Records for the exercise:
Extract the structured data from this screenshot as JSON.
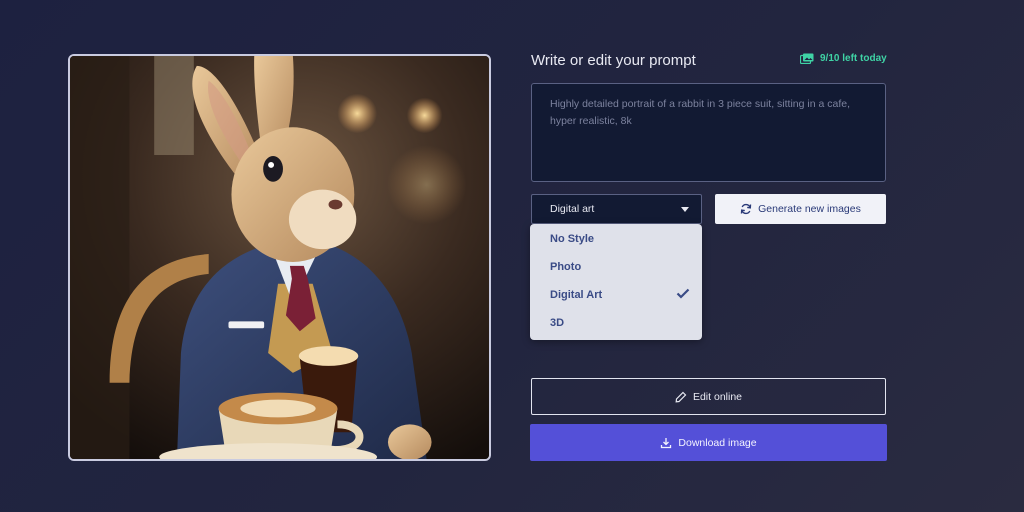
{
  "heading": "Write or edit your prompt",
  "quota": {
    "icon": "images-icon",
    "text": "9/10 left today"
  },
  "prompt": {
    "value": "Highly detailed portrait of a rabbit in 3 piece suit, sitting in a cafe, hyper realistic, 8k"
  },
  "style_select": {
    "value": "Digital art",
    "icon": "chevron-down-icon"
  },
  "generate_button": {
    "label": "Generate new images",
    "icon": "refresh-icon"
  },
  "style_options": [
    {
      "label": "No Style",
      "selected": false
    },
    {
      "label": "Photo",
      "selected": false
    },
    {
      "label": "Digital Art",
      "selected": true
    },
    {
      "label": "3D",
      "selected": false
    }
  ],
  "edit_button": {
    "label": "Edit online",
    "icon": "pencil-icon"
  },
  "download_button": {
    "label": "Download image",
    "icon": "download-icon"
  },
  "colors": {
    "accent": "#5450d8",
    "quota": "#3fd3a5",
    "option_text": "#3a4b86"
  }
}
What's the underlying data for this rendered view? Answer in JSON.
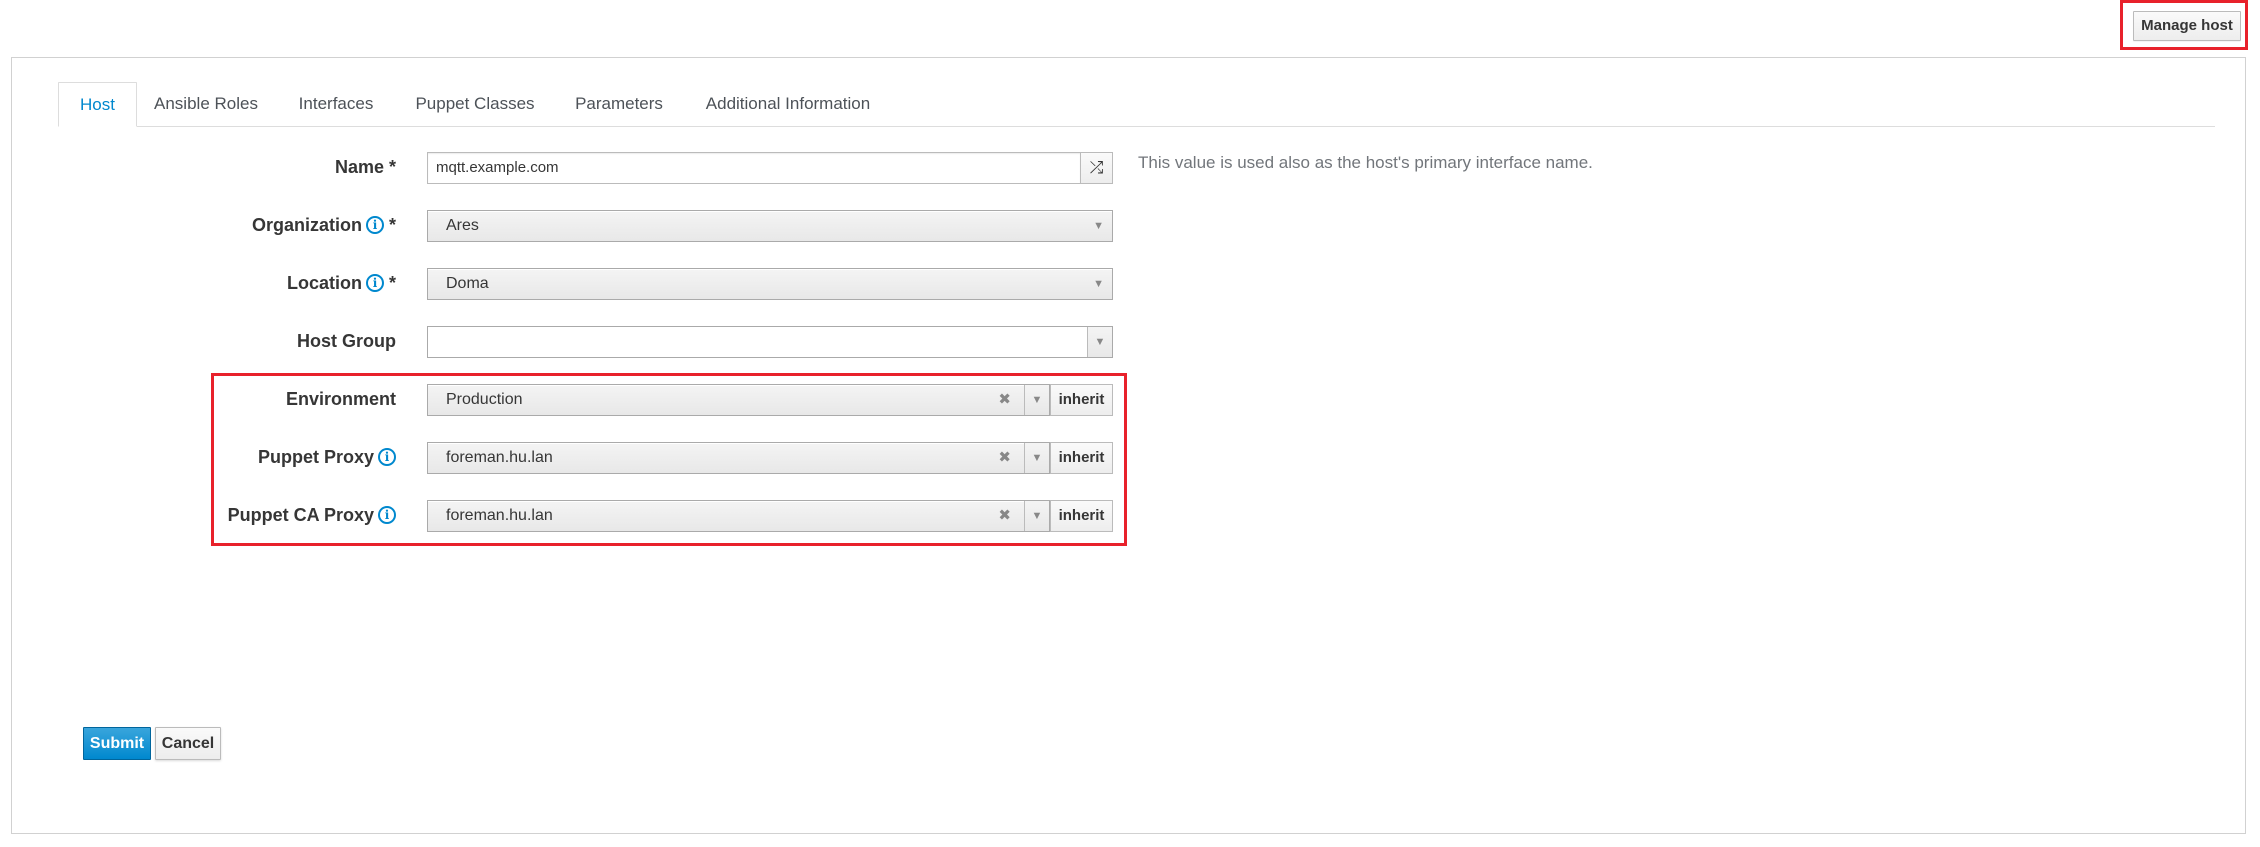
{
  "header": {
    "manage_host_label": "Manage host"
  },
  "tabs": [
    {
      "label": "Host",
      "active": true
    },
    {
      "label": "Ansible Roles"
    },
    {
      "label": "Interfaces"
    },
    {
      "label": "Puppet Classes"
    },
    {
      "label": "Parameters"
    },
    {
      "label": "Additional Information"
    }
  ],
  "form": {
    "name": {
      "label": "Name",
      "required_mark": "*",
      "value": "mqtt.example.com",
      "help": "This value is used also as the host's primary interface name.",
      "randomize_icon": "shuffle-icon"
    },
    "organization": {
      "label": "Organization",
      "required_mark": "*",
      "value": "Ares",
      "info_icon": "info-icon"
    },
    "location": {
      "label": "Location",
      "required_mark": "*",
      "value": "Doma",
      "info_icon": "info-icon"
    },
    "host_group": {
      "label": "Host Group",
      "value": ""
    },
    "environment": {
      "label": "Environment",
      "value": "Production",
      "inherit_label": "inherit"
    },
    "puppet_proxy": {
      "label": "Puppet Proxy",
      "value": "foreman.hu.lan",
      "inherit_label": "inherit",
      "info_icon": "info-icon"
    },
    "puppet_ca_proxy": {
      "label": "Puppet CA Proxy",
      "value": "foreman.hu.lan",
      "inherit_label": "inherit",
      "info_icon": "info-icon"
    }
  },
  "actions": {
    "submit_label": "Submit",
    "cancel_label": "Cancel"
  },
  "colors": {
    "accent": "#0088ce",
    "highlight": "#e8212b"
  }
}
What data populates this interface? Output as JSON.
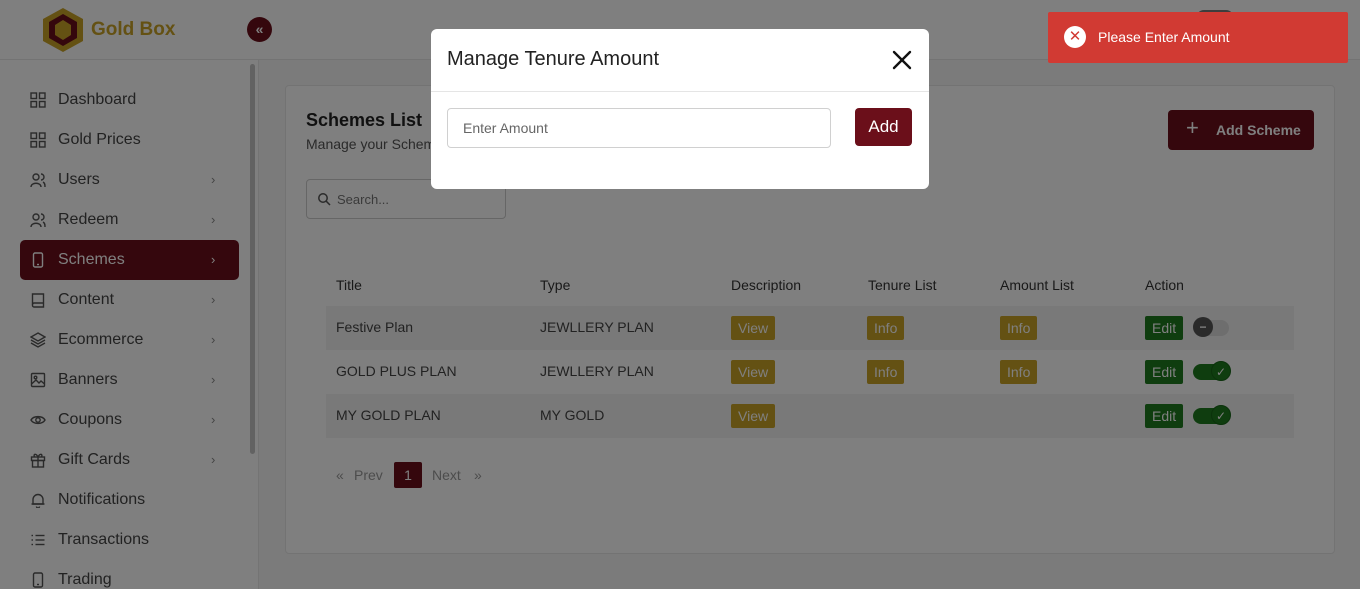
{
  "header": {
    "brand": "Gold Box",
    "collapse_icon": "«"
  },
  "sidebar": {
    "items": [
      {
        "label": "Dashboard",
        "icon": "grid-icon",
        "has_chevron": false
      },
      {
        "label": "Gold Prices",
        "icon": "grid-icon",
        "has_chevron": false
      },
      {
        "label": "Users",
        "icon": "users-icon",
        "has_chevron": true
      },
      {
        "label": "Redeem",
        "icon": "users-icon",
        "has_chevron": true
      },
      {
        "label": "Schemes",
        "icon": "phone-icon",
        "has_chevron": true,
        "active": true
      },
      {
        "label": "Content",
        "icon": "book-icon",
        "has_chevron": true
      },
      {
        "label": "Ecommerce",
        "icon": "layers-icon",
        "has_chevron": true
      },
      {
        "label": "Banners",
        "icon": "image-icon",
        "has_chevron": true
      },
      {
        "label": "Coupons",
        "icon": "eye-icon",
        "has_chevron": true
      },
      {
        "label": "Gift Cards",
        "icon": "gift-icon",
        "has_chevron": true
      },
      {
        "label": "Notifications",
        "icon": "bell-icon",
        "has_chevron": false
      },
      {
        "label": "Transactions",
        "icon": "list-icon",
        "has_chevron": false
      },
      {
        "label": "Trading",
        "icon": "phone-icon",
        "has_chevron": false
      }
    ],
    "chevron": "›"
  },
  "main": {
    "title": "Schemes List",
    "subtitle": "Manage your Schem",
    "add_button": "Add Scheme",
    "search_placeholder": "Search...",
    "columns": [
      "Title",
      "Type",
      "Description",
      "Tenure List",
      "Amount List",
      "Action"
    ],
    "rows": [
      {
        "title": "Festive Plan",
        "type": "JEWLLERY PLAN",
        "description": "View",
        "tenure": "Info",
        "amount": "Info",
        "edit": "Edit",
        "enabled": false
      },
      {
        "title": "GOLD PLUS PLAN",
        "type": "JEWLLERY PLAN",
        "description": "View",
        "tenure": "Info",
        "amount": "Info",
        "edit": "Edit",
        "enabled": true
      },
      {
        "title": "MY GOLD PLAN",
        "type": "MY GOLD",
        "description": "View",
        "tenure": "",
        "amount": "",
        "edit": "Edit",
        "enabled": true
      }
    ],
    "pagination": {
      "first": "«",
      "prev": "Prev",
      "current": "1",
      "next": "Next",
      "last": "»"
    }
  },
  "modal": {
    "title": "Manage Tenure Amount",
    "amount_placeholder": "Enter Amount",
    "add_button": "Add"
  },
  "toast": {
    "message": "Please Enter Amount",
    "type": "error"
  },
  "colors": {
    "maroon": "#6b0f1a",
    "gold": "#c9a227",
    "green": "#1f7a1f",
    "toast_red": "#d13a33"
  }
}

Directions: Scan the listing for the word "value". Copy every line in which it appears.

Exercise response:
    "value": "Highly detailed portrait of a rabbit in 3 piece suit, sitting in a cafe, hyper realistic, 8k"
    "value": "Digital art",
      "value": "mqtt.example.com",
      "help": "This value is used also as the host's primary interface name.",
      "value": "Ares",
      "value": "Doma",
      "value": ""
      "value": "Production",
      "value": "foreman.hu.lan",
      "value": "foreman.hu.lan",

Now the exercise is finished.